The Cove only gives you the Western perspective on the subject because that’s what fits its agenda. It does take a few swipes at the arguments for dolphin hunting. The Japanese government views them as pests needed to be dealt with and blames the porpoises for declining fish levels, which to any rational thinking person would sound absurd. Which seems like the more likely scenario: pollution and over fishing lead to declining levels, or the sea creatures that have lived on the planet for millions of years are now to blame? The other token argument is that whale and dolphin killing is a part of traditional Japanese historical culture. This might hold true for some people; however, upon some minor research you find that the whaling tradition goes back only a couple centuries, no further than it did for European countries that have given up the practice.
But what the movie really fails to explore is why. Why do the Japanese fishermen, when offered the same money NOT to kill dolphins, decide to keep killing them? What is the psychology at foot in Taiji that links the town with annual slaughters? It’s a shame that Psihoyos devoted the entire bulk of the film to getting the footage.

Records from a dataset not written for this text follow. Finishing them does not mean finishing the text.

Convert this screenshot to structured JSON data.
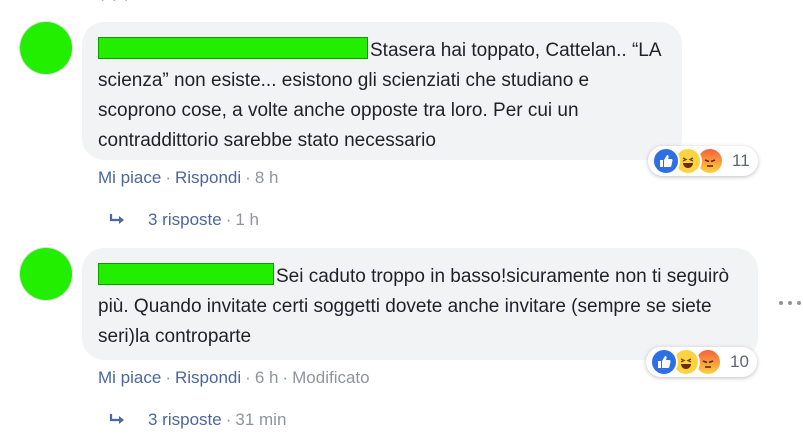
{
  "top_remnant": "·   ·   ·",
  "comments": [
    {
      "text": "Stasera hai toppato, Cattelan.. “LA scienza” non esiste... esistono gli scienziati che studiano e scoprono cose, a volte anche opposte tra loro. Per cui un contraddittorio sarebbe stato necessario",
      "reaction_count": "11",
      "actions": {
        "like": "Mi piace",
        "reply": "Rispondi",
        "time": "8 h"
      },
      "replies": {
        "label": "3 risposte",
        "time": "1 h"
      }
    },
    {
      "text": "Sei caduto troppo in basso!sicuramente non ti seguirò più. Quando invitate certi soggetti dovete anche invitare (sempre se siete seri)la controparte",
      "reaction_count": "10",
      "actions": {
        "like": "Mi piace",
        "reply": "Rispondi",
        "time": "6 h",
        "edited": "Modificato"
      },
      "replies": {
        "label": "3 risposte",
        "time": "31 min"
      }
    }
  ],
  "separator": "·",
  "icons": {
    "reactions": [
      "like-icon",
      "haha-icon",
      "angry-icon"
    ],
    "reply_arrow": "reply-arrow-icon",
    "more": "more-options-icon"
  },
  "colors": {
    "link": "#4b67a1",
    "meta": "#90949c",
    "bubble": "#f2f3f5",
    "redaction": "#22ee00",
    "like": "#2f6fe4"
  }
}
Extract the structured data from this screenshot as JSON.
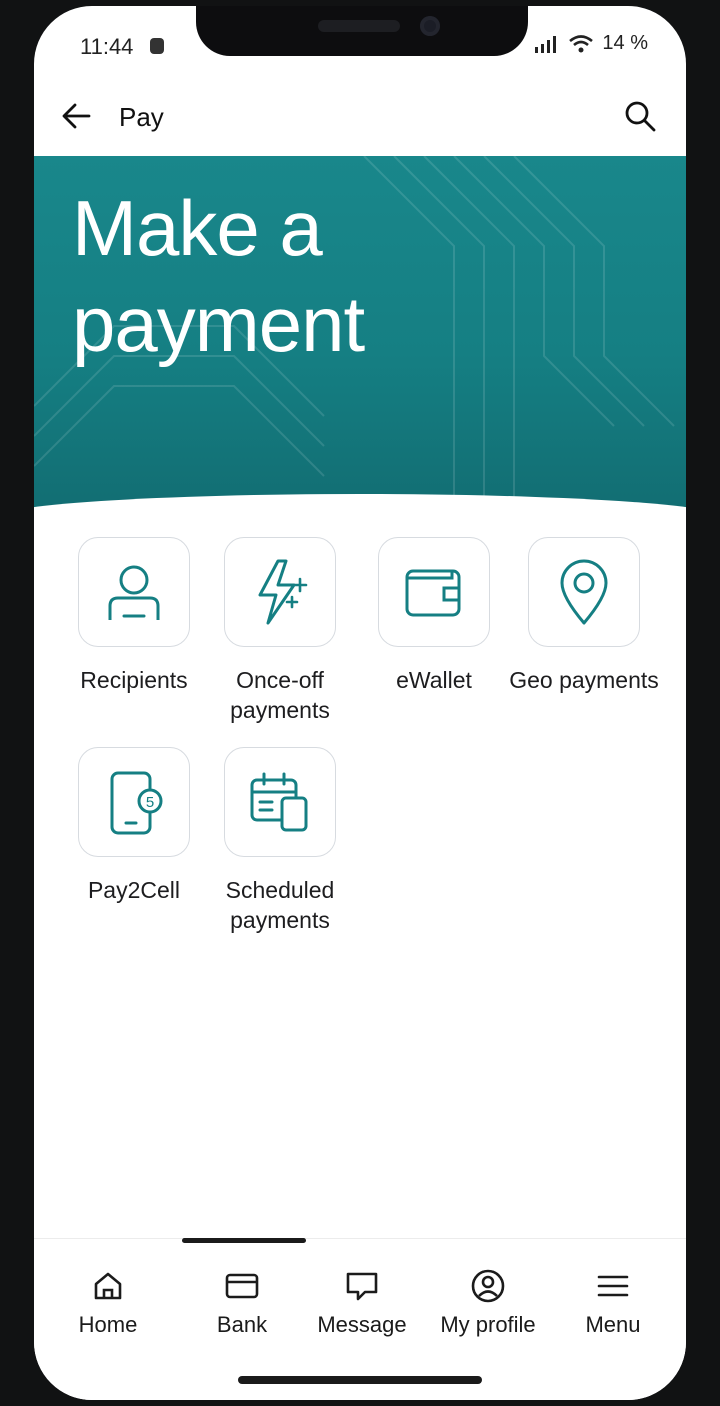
{
  "status_bar": {
    "time": "11:44",
    "battery": "14 %"
  },
  "app_bar": {
    "title": "Pay"
  },
  "hero": {
    "title": "Make a\npayment"
  },
  "tiles": [
    {
      "label": "Recipients",
      "icon": "person-icon"
    },
    {
      "label": "Once-off payments",
      "icon": "lightning-sparkle-icon"
    },
    {
      "label": "eWallet",
      "icon": "wallet-icon"
    },
    {
      "label": "Geo payments",
      "icon": "location-pin-icon"
    },
    {
      "label": "Pay2Cell",
      "icon": "phone-coin-icon"
    },
    {
      "label": "Scheduled payments",
      "icon": "calendar-phone-icon"
    }
  ],
  "bottom_nav": [
    {
      "label": "Home",
      "icon": "home-icon"
    },
    {
      "label": "Bank",
      "icon": "card-icon"
    },
    {
      "label": "Message",
      "icon": "chat-icon"
    },
    {
      "label": "My profile",
      "icon": "profile-icon"
    },
    {
      "label": "Menu",
      "icon": "menu-icon"
    }
  ],
  "colors": {
    "accent": "#157f83",
    "icon_stroke": "#157f83"
  }
}
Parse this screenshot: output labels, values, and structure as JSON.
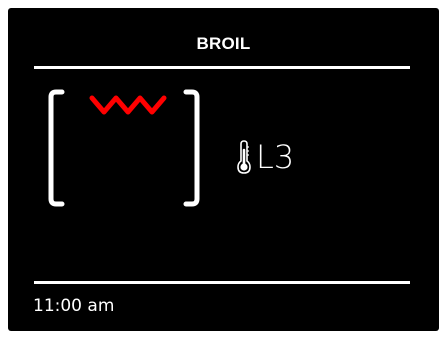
{
  "header": {
    "mode": "BROIL"
  },
  "oven": {
    "element_icon": "broil-heating-element-icon",
    "element_color": "#ff0000"
  },
  "temperature": {
    "icon": "thermometer-icon",
    "level": "L3"
  },
  "status": {
    "time": "11:00 am"
  },
  "colors": {
    "background": "#000000",
    "foreground": "#ffffff",
    "accent": "#ff0000"
  }
}
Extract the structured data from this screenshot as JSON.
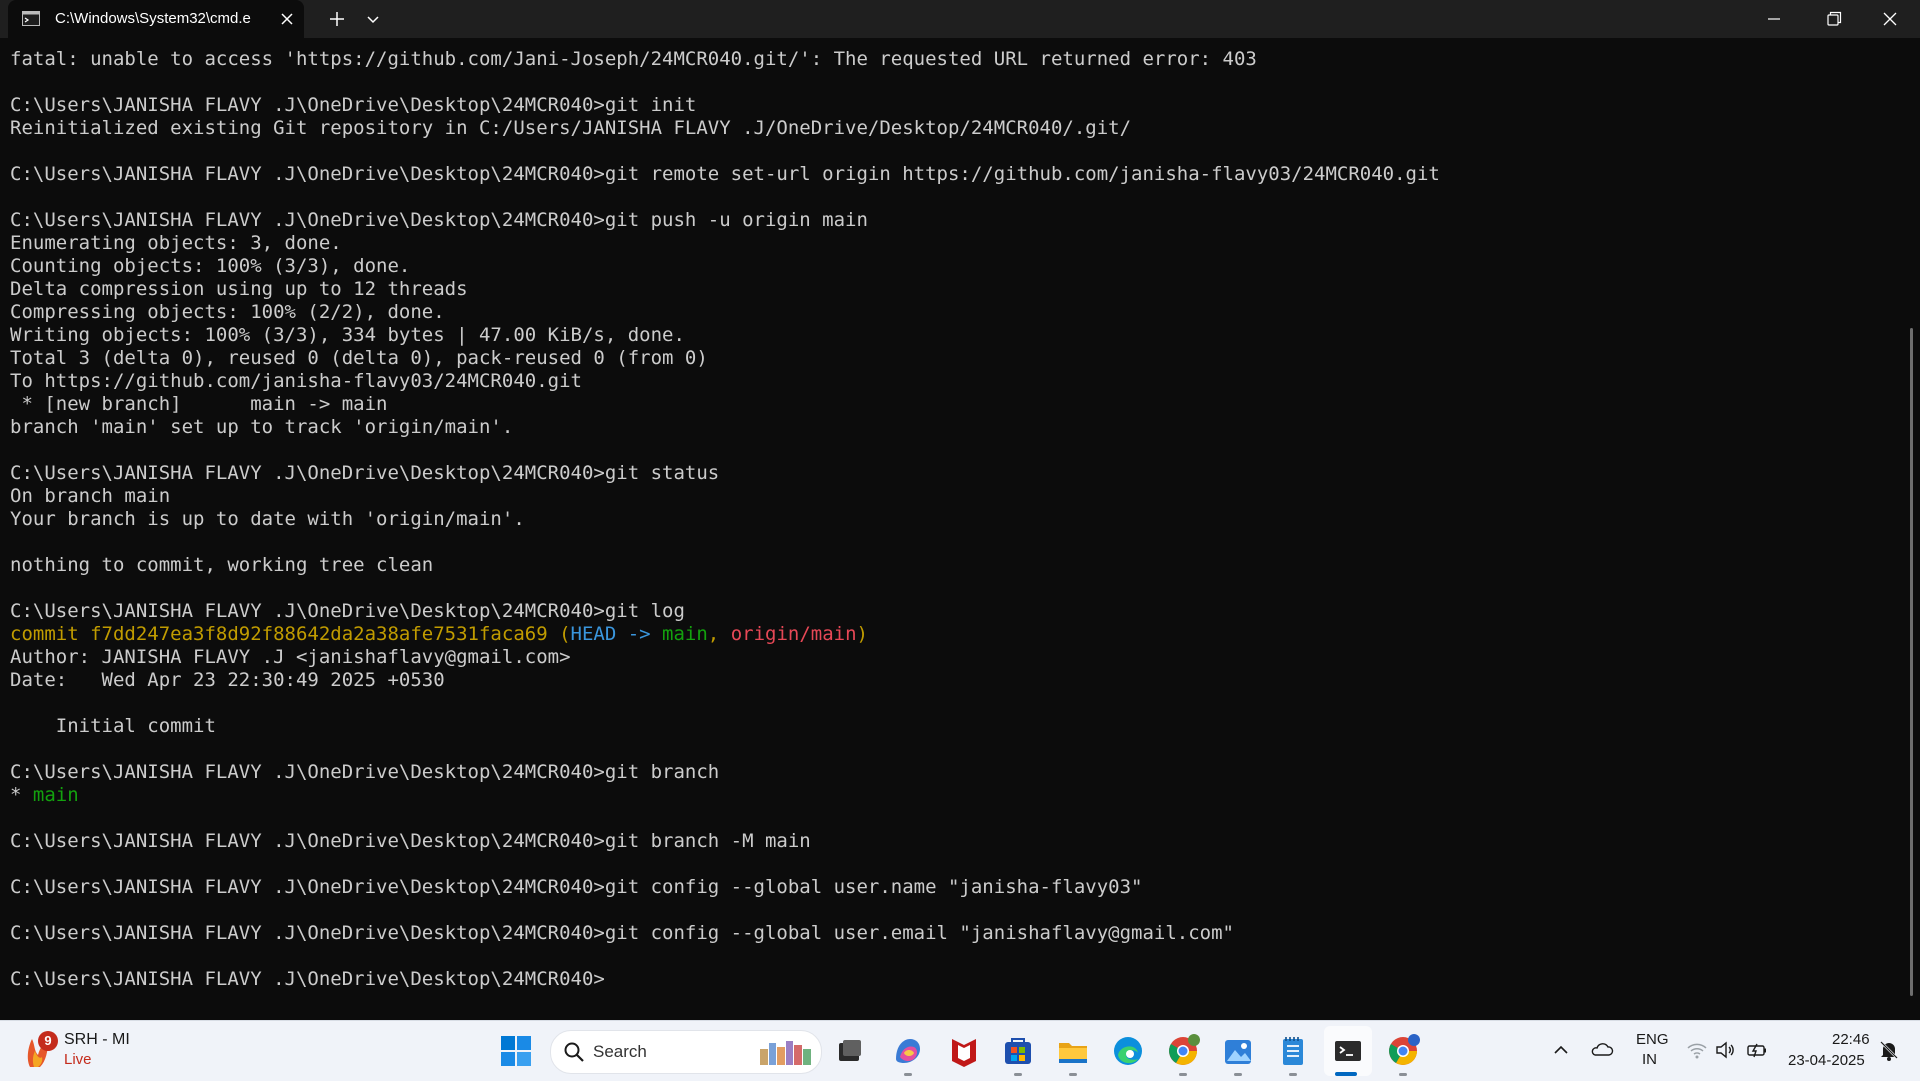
{
  "tab": {
    "title": "C:\\Windows\\System32\\cmd.e"
  },
  "terminal": {
    "lines": [
      [
        {
          "t": "fatal: unable to access 'https://github.com/Jani-Joseph/24MCR040.git/': The requested URL returned error: 403"
        }
      ],
      [
        {
          "t": ""
        }
      ],
      [
        {
          "t": "C:\\Users\\JANISHA FLAVY .J\\OneDrive\\Desktop\\24MCR040>git init"
        }
      ],
      [
        {
          "t": "Reinitialized existing Git repository in C:/Users/JANISHA FLAVY .J/OneDrive/Desktop/24MCR040/.git/"
        }
      ],
      [
        {
          "t": ""
        }
      ],
      [
        {
          "t": "C:\\Users\\JANISHA FLAVY .J\\OneDrive\\Desktop\\24MCR040>git remote set-url origin https://github.com/janisha-flavy03/24MCR040.git"
        }
      ],
      [
        {
          "t": ""
        }
      ],
      [
        {
          "t": "C:\\Users\\JANISHA FLAVY .J\\OneDrive\\Desktop\\24MCR040>git push -u origin main"
        }
      ],
      [
        {
          "t": "Enumerating objects: 3, done."
        }
      ],
      [
        {
          "t": "Counting objects: 100% (3/3), done."
        }
      ],
      [
        {
          "t": "Delta compression using up to 12 threads"
        }
      ],
      [
        {
          "t": "Compressing objects: 100% (2/2), done."
        }
      ],
      [
        {
          "t": "Writing objects: 100% (3/3), 334 bytes | 47.00 KiB/s, done."
        }
      ],
      [
        {
          "t": "Total 3 (delta 0), reused 0 (delta 0), pack-reused 0 (from 0)"
        }
      ],
      [
        {
          "t": "To https://github.com/janisha-flavy03/24MCR040.git"
        }
      ],
      [
        {
          "t": " * [new branch]      main -> main"
        }
      ],
      [
        {
          "t": "branch 'main' set up to track 'origin/main'."
        }
      ],
      [
        {
          "t": ""
        }
      ],
      [
        {
          "t": "C:\\Users\\JANISHA FLAVY .J\\OneDrive\\Desktop\\24MCR040>git status"
        }
      ],
      [
        {
          "t": "On branch main"
        }
      ],
      [
        {
          "t": "Your branch is up to date with 'origin/main'."
        }
      ],
      [
        {
          "t": ""
        }
      ],
      [
        {
          "t": "nothing to commit, working tree clean"
        }
      ],
      [
        {
          "t": ""
        }
      ],
      [
        {
          "t": "C:\\Users\\JANISHA FLAVY .J\\OneDrive\\Desktop\\24MCR040>git log"
        }
      ],
      [
        {
          "t": "commit f7dd247ea3f8d92f88642da2a38afe7531faca69 (",
          "c": "y"
        },
        {
          "t": "HEAD -> ",
          "c": "c"
        },
        {
          "t": "main",
          "c": "g"
        },
        {
          "t": ", ",
          "c": "y"
        },
        {
          "t": "origin/main",
          "c": "r"
        },
        {
          "t": ")",
          "c": "y"
        }
      ],
      [
        {
          "t": "Author: JANISHA FLAVY .J <janishaflavy@gmail.com>"
        }
      ],
      [
        {
          "t": "Date:   Wed Apr 23 22:30:49 2025 +0530"
        }
      ],
      [
        {
          "t": ""
        }
      ],
      [
        {
          "t": "    Initial commit"
        }
      ],
      [
        {
          "t": ""
        }
      ],
      [
        {
          "t": "C:\\Users\\JANISHA FLAVY .J\\OneDrive\\Desktop\\24MCR040>git branch"
        }
      ],
      [
        {
          "t": "* "
        },
        {
          "t": "main",
          "c": "g"
        }
      ],
      [
        {
          "t": ""
        }
      ],
      [
        {
          "t": "C:\\Users\\JANISHA FLAVY .J\\OneDrive\\Desktop\\24MCR040>git branch -M main"
        }
      ],
      [
        {
          "t": ""
        }
      ],
      [
        {
          "t": "C:\\Users\\JANISHA FLAVY .J\\OneDrive\\Desktop\\24MCR040>git config --global user.name \"janisha-flavy03\""
        }
      ],
      [
        {
          "t": ""
        }
      ],
      [
        {
          "t": "C:\\Users\\JANISHA FLAVY .J\\OneDrive\\Desktop\\24MCR040>git config --global user.email \"janishaflavy@gmail.com\""
        }
      ],
      [
        {
          "t": ""
        }
      ],
      [
        {
          "t": "C:\\Users\\JANISHA FLAVY .J\\OneDrive\\Desktop\\24MCR040>"
        }
      ]
    ]
  },
  "taskbar": {
    "widget": {
      "badge": "9",
      "title": "SRH - MI",
      "status": "Live"
    },
    "search_label": "Search",
    "tray": {
      "lang_line1": "ENG",
      "lang_line2": "IN",
      "time": "22:46",
      "date": "23-04-2025"
    },
    "accent": "#0067c0"
  }
}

The focus of The Cove is a bit limited but I understand why. There needed to be an attainable goal: get the secret footage and spread the word. The movie is too entertaining and harrowing to really knock its limited scope, but The Cove could have been a much fuller depiction of this bloody reality.
The Cove builds a compelling, if one-sided, case condemning the ongoing actions of Taiji, Japan and the greater government. The conspiracy unfolds layer by layer and the movie ends up rallying others to action (O’Barry says you’re either an activist or an “inactivist”). I don’t know if anything will actually change now that the footage is out there, but at least people can be more aware of the annual dolphin slaughter. And after a year of wrangling, it appears that The Cove will be released in Japan this spring. Let’s see what kind of response comes out then and whether the Japanese are willing to pay the yen equivalent of eight bucks to watch dolphins die.
Nate’s Grade: A